David Blumenthal

David Blumenthal

Professor Blumenthal did path-breaking work in medieval intellectual Jewish history with his early studies in Yemenite philosophy, his two-volume textbook on Jewish mysticism (Understanding Jewish Mysticism), and his later work that established the concept "philosophic mysticism" as a category of analysis in medieval philosophy and mysticism (Philosophic Mysticism: Essays in Rational Religion).

Professor Blumenthal also did innovative work in modern Jewish religious thinking: in spiritual theology (God at the Center), in post-shoah theology (Facing the Abusing God: A Theology of Protest), and in social psychology and moral education in the post-shoah era (The Banality of Good and Evil: Moral Lessons from the Shoah and Jewish Tradition).

Professor Blumenthal is also the subject of a book in the series Library of Contemporary Jewish Philosophers, ed. by H. Tirosh-Samuelson and A. Hughes, entitled David R. Blumenthal: Living with God and Humanity.

In addition, Professor Blumenthal was among the earliest scholars to use multi-textual writing in “Text-ing" in Facing the Abusing God: A Theology of Protest),"Reading Genesis," "Praying Ashrei", and "The Creator and the Computer". He has also encouraged students to write creative essays and has put up their work on his website.

Finally, Professor Blumenthal has reached out from Religious and Jewish Studies to the arts and, together with his wife Ursula, has curated an exhibit, with a website and podcast, of Salvador Dali’s suite of lithographs, "Aliyah, the Rebirth of Israel". He has taught a course on the Akeda and its expression in art, sculpture, literature, and music.
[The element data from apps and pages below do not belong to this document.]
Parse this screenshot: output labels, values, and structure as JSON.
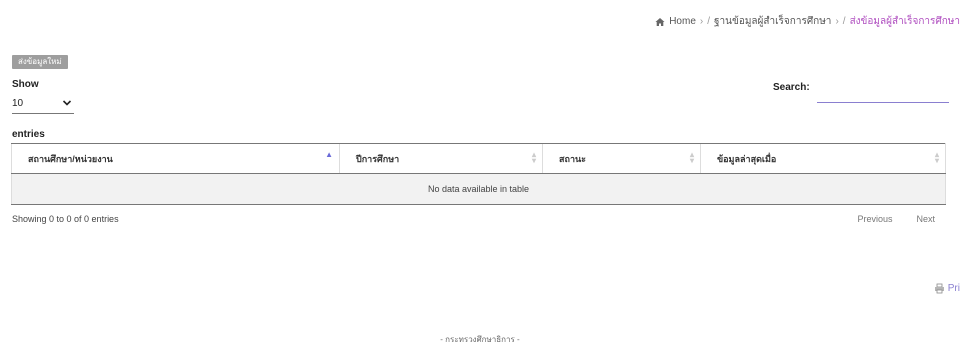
{
  "breadcrumb": {
    "home": "Home",
    "separator": "›",
    "slash": "/",
    "level1": "ฐานข้อมูลผู้สำเร็จการศึกษา",
    "current": "ส่งข้อมูลผู้สำเร็จการศึกษา"
  },
  "actions": {
    "add_label": "ส่งข้อมูลใหม่"
  },
  "length": {
    "show_label": "Show",
    "selected": "10",
    "entries_label": "entries"
  },
  "search": {
    "label": "Search:",
    "value": ""
  },
  "table": {
    "columns": [
      "สถานศึกษา/หน่วยงาน",
      "ปีการศึกษา",
      "สถานะ",
      "ข้อมูลล่าสุดเมื่อ"
    ],
    "empty_message": "No data available in table"
  },
  "info": "Showing 0 to 0 of 0 entries",
  "pagination": {
    "previous": "Previous",
    "next": "Next"
  },
  "print_label": "Pri",
  "footer": "- กระทรวงศึกษาธิการ -",
  "colors": {
    "accent": "#b04fc0",
    "button_bg": "#9e9e9e",
    "search_underline": "#8a7fd0"
  }
}
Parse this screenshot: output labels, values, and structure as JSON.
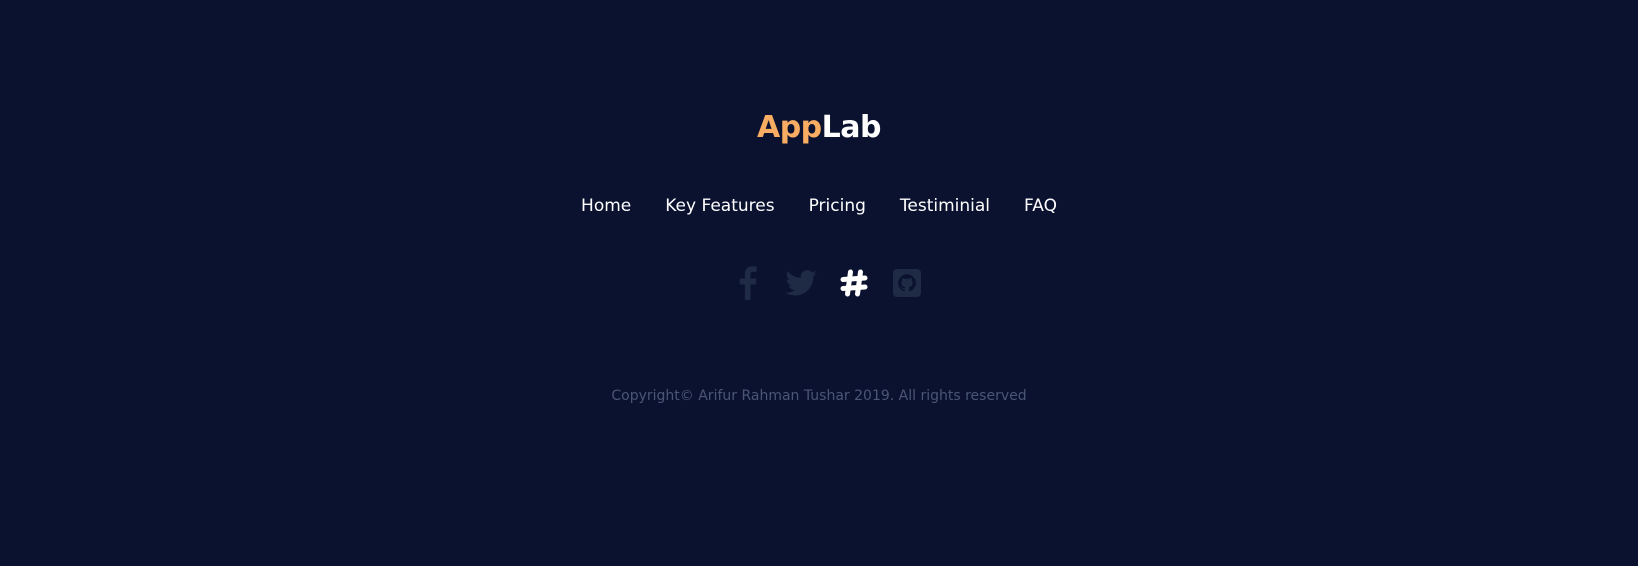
{
  "brand": {
    "part_a": "App",
    "part_b": "Lab",
    "color_a": "#f9ad62",
    "color_b": "#ffffff"
  },
  "nav": {
    "items": [
      {
        "label": "Home"
      },
      {
        "label": "Key Features"
      },
      {
        "label": "Pricing"
      },
      {
        "label": "Testiminial"
      },
      {
        "label": "FAQ"
      }
    ]
  },
  "social": {
    "icons": [
      {
        "name": "facebook-icon",
        "color": "#1f2a45"
      },
      {
        "name": "twitter-icon",
        "color": "#1f2a45"
      },
      {
        "name": "slack-icon",
        "color": "#ffffff",
        "active": true
      },
      {
        "name": "github-icon",
        "color": "#1f2a45"
      }
    ]
  },
  "footer": {
    "copyright": "Copyright© Arifur Rahman Tushar 2019. All rights reserved"
  },
  "colors": {
    "background": "#0a1230",
    "muted_text": "#4b5675"
  }
}
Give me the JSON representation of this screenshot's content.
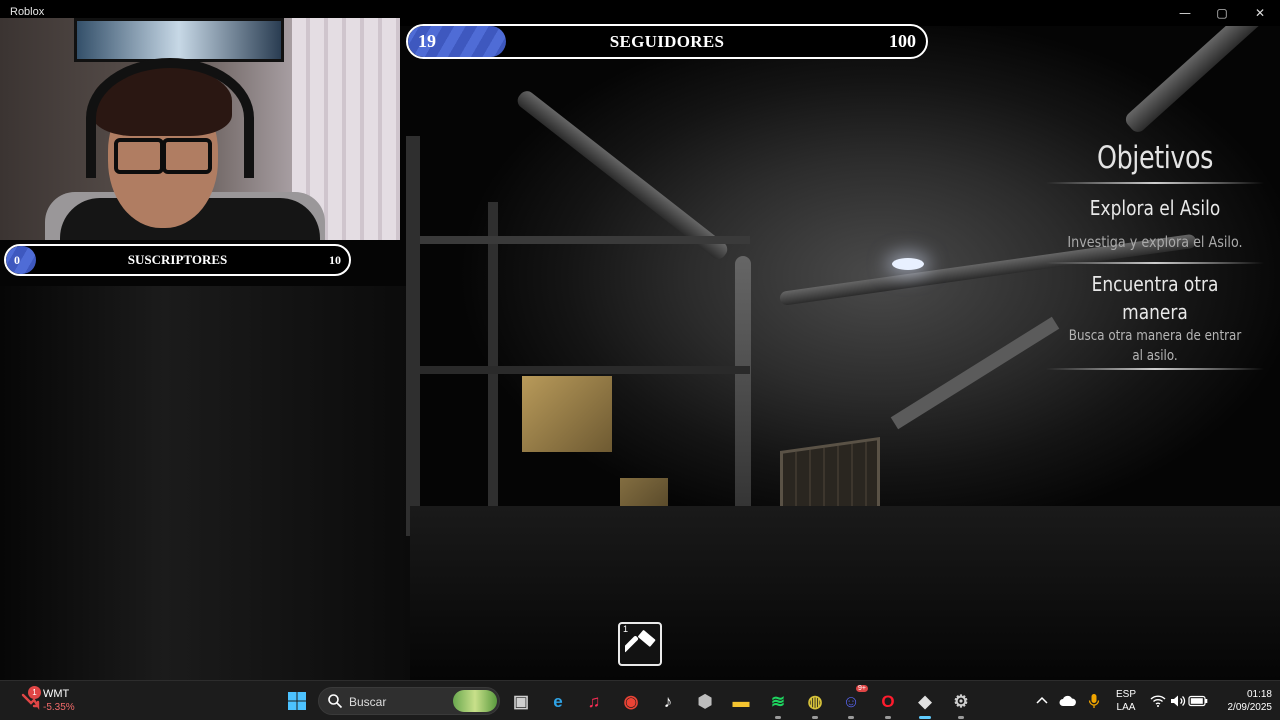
{
  "window": {
    "title": "Roblox",
    "controls": {
      "minimize": "—",
      "maximize": "▢",
      "close": "✕"
    }
  },
  "hud": {
    "followers": {
      "label": "SEGUIDORES",
      "current": "19",
      "goal": "100",
      "progress": 0.19
    },
    "subscribers": {
      "label": "SUSCRIPTORES",
      "current": "0",
      "goal": "10",
      "progress": 0.0
    }
  },
  "objectives": {
    "title": "Objetivos",
    "items": [
      {
        "title": "Explora el Asilo",
        "description": "Investiga y explora el Asilo."
      },
      {
        "title": "Encuentra otra manera",
        "description": "Busca otra manera de entrar al asilo."
      }
    ]
  },
  "hotbar": {
    "slot_key": "1",
    "item_icon": "hammer-icon"
  },
  "taskbar": {
    "stock": {
      "badge": "1",
      "ticker": "WMT",
      "change": "-5.35%"
    },
    "search_placeholder": "Buscar",
    "apps": [
      {
        "name": "task-view",
        "icon": "task-view-icon",
        "color": "#cfcfcf",
        "running": false
      },
      {
        "name": "edge",
        "icon": "edge-icon",
        "color": "#2fa3e6",
        "running": false
      },
      {
        "name": "music",
        "icon": "music-icon",
        "color": "#fa2d55",
        "running": false
      },
      {
        "name": "chrome",
        "icon": "chrome-icon",
        "color": "#ea4335",
        "running": false
      },
      {
        "name": "tiktok",
        "icon": "tiktok-icon",
        "color": "#ffffff",
        "running": false
      },
      {
        "name": "obs",
        "icon": "obs-icon",
        "color": "#bdbdbd",
        "running": false
      },
      {
        "name": "file-explorer",
        "icon": "folder-icon",
        "color": "#f4c430",
        "running": false
      },
      {
        "name": "spotify",
        "icon": "spotify-icon",
        "color": "#1ed760",
        "running": true
      },
      {
        "name": "app-yellow",
        "icon": "globe-icon",
        "color": "#d6c23a",
        "running": true
      },
      {
        "name": "discord",
        "icon": "discord-icon",
        "color": "#5865f2",
        "running": true
      },
      {
        "name": "opera",
        "icon": "opera-icon",
        "color": "#ff1b2d",
        "running": true
      },
      {
        "name": "roblox",
        "icon": "roblox-icon",
        "color": "#e0e0e0",
        "running": true
      },
      {
        "name": "steam-like",
        "icon": "gear-icon",
        "color": "#cfcfcf",
        "running": true
      }
    ],
    "discord_badge": "9+",
    "lang": {
      "line1": "ESP",
      "line2": "LAA"
    },
    "clock": {
      "time": "01:18",
      "date": "2/09/2025"
    }
  }
}
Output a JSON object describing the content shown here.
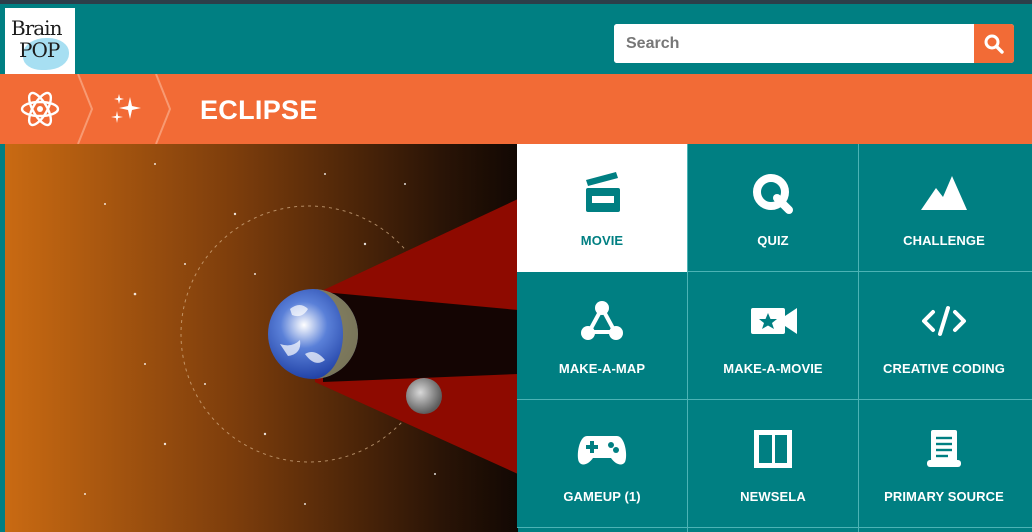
{
  "app": {
    "logo_line1": "Brain",
    "logo_line2": "POP"
  },
  "search": {
    "placeholder": "Search"
  },
  "breadcrumb": {
    "items": [
      {
        "icon": "atom-icon"
      },
      {
        "icon": "sparkles-icon"
      }
    ],
    "title": "ECLIPSE"
  },
  "features": [
    {
      "label": "MOVIE",
      "icon": "clapperboard-icon",
      "active": true
    },
    {
      "label": "QUIZ",
      "icon": "quiz-q-icon",
      "active": false
    },
    {
      "label": "CHALLENGE",
      "icon": "mountain-icon",
      "active": false
    },
    {
      "label": "MAKE-A-MAP",
      "icon": "concept-map-icon",
      "active": false
    },
    {
      "label": "MAKE-A-MOVIE",
      "icon": "video-camera-star-icon",
      "active": false
    },
    {
      "label": "CREATIVE CODING",
      "icon": "code-icon",
      "active": false
    },
    {
      "label": "GAMEUP (1)",
      "icon": "gamepad-icon",
      "active": false
    },
    {
      "label": "NEWSELA",
      "icon": "book-icon",
      "active": false
    },
    {
      "label": "PRIMARY SOURCE",
      "icon": "scroll-icon",
      "active": false
    }
  ],
  "colors": {
    "teal": "#007f82",
    "orange": "#f26b36",
    "active_tile": "#ffffff"
  }
}
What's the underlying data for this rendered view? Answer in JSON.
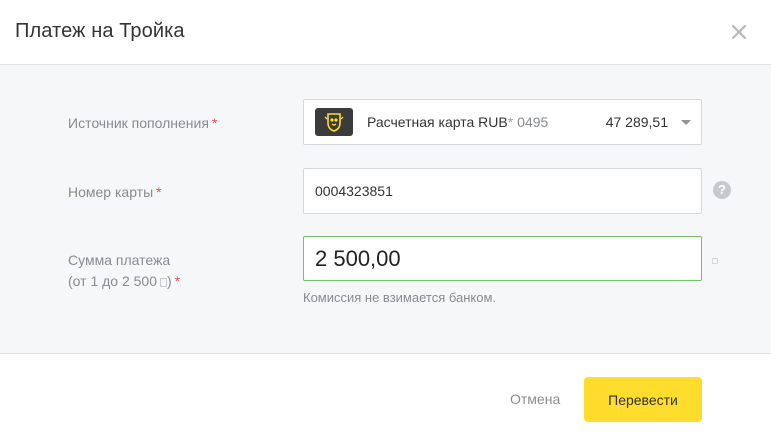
{
  "dialog": {
    "title": "Платеж на Тройка",
    "close_icon": "close-icon"
  },
  "form": {
    "source": {
      "label": "Источник пополнения",
      "required_mark": "*",
      "account_name": "Расчетная карта RUB",
      "account_star": "*",
      "account_number": "0495",
      "balance": "47 289,51",
      "logo_icon": "bank-coat-of-arms-icon",
      "dropdown_icon": "chevron-down-icon"
    },
    "card_number": {
      "label": "Номер карты",
      "required_mark": "*",
      "value": "0004323851",
      "help_icon": "question-mark-icon",
      "help_symbol": "?"
    },
    "amount": {
      "label_line1": "Сумма платежа",
      "label_line2_prefix": "(от 1 до 2 500",
      "label_line2_suffix": ")",
      "required_mark": "*",
      "value": "2 500,00",
      "hint": "Комиссия не взимается банком.",
      "currency_icon": "ruble-icon"
    }
  },
  "footer": {
    "cancel_label": "Отмена",
    "submit_label": "Перевести"
  },
  "colors": {
    "accent": "#ffdd2d",
    "active_border": "#73c16a",
    "required": "#e54f4f",
    "panel_background": "#f6f7f8"
  }
}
More recently, Professor Blumenthal has helped to establish an internet data base for Israeli and Topical Judaica Philately and has hosted a course on this topic based upon the holdings of Emory University.

Professor Blumenthal is a member of the European Academy of Sciences, the American Academy of Religion, and the Rabbinical Assembly of America. He also received a Doctor of Humane Letters from the Reconstructionist Rabbinical College.